But the railway renaissance comes with a large price-tag for governments and as noted by Ms. Songwe, States’ financial resources are being stretched to the limit and this becomes even more precarious when commodity prices fall.
The recently commissioned 34 km Addis Ababa Light Rail Transit city transport cost $475 million; the bill for the rehabilitation of the Ethiopia-Djibouti Railway was just over $4bn and the new Mombasa to Nairobi rail line is said to have raised Kenya’s external debt by 17%. In South Africa, it is estimated that more than $110 billion will be needed to convert the country’s 20,000 km of the Cape gauge rail track into a standard gauge.
Innovative business models and an urgent recognition that the renaissance of the African rail sector requires a major injection of capital to bring the infrastructure up to an acceptable level are required, according to Songwe.
Furthermore, private sector and public-private partnerships, she said, would give the private sector access to secure, long-term investment opportunities. Private sector partners can profit from PPPs by achieving efficiencies, based on their managerial, technical, financial and innovation capabilities.
Raising finance for rail development would also be boosted by the Luxembourg Rail Protocol, which noted Songwe, offers some solutions. The Protocol, due to enter into force in late 2019, will protect private investment in the rail sector.

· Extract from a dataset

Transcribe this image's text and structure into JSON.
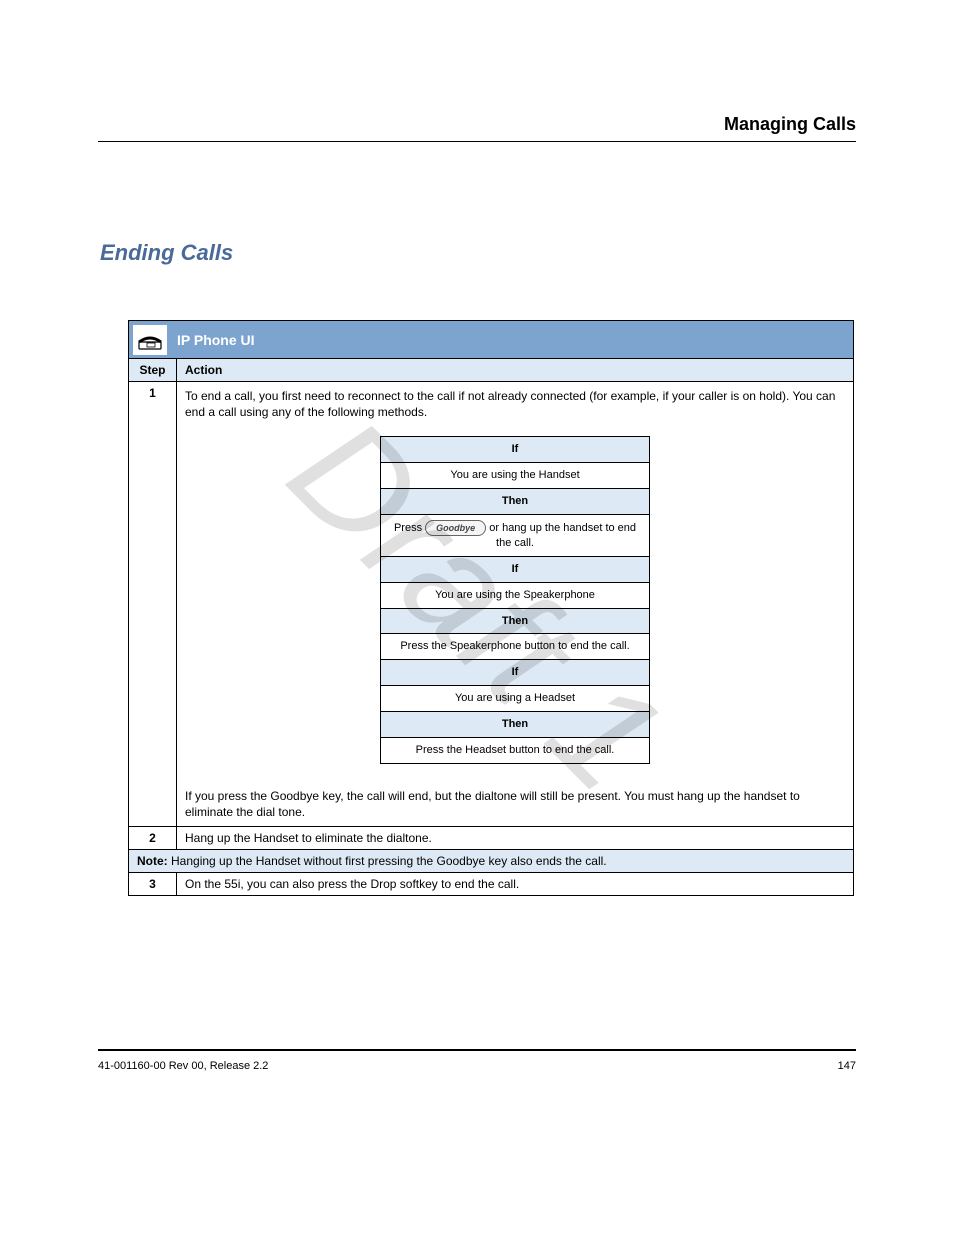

“This protocol creates a new worldwide legal framework to recognize and regulate security interests of lenders secured by railway rolling stock, lessors and vendors selling under conditional sale agreements,” she said.
It applies to all rolling stock, from high-speed trains to trams and will create a common African legal regime, allowing creditors to repossess financed assets on default or insolvency of the debtor, subject to public interest safeguards, and protecting operators and owners as well as financiers as trains move across national borders within Africa.
Ms. Songwe called on governments to ratify the Protocol, saying it would enable the private sector to be tapped into finance delivery and management of the rail sector. This, she stressed, “is important for Africa’s rail renaissance and vital for the future of Africa economic integration; it is an opportunity we dare not let slip through our fingers.”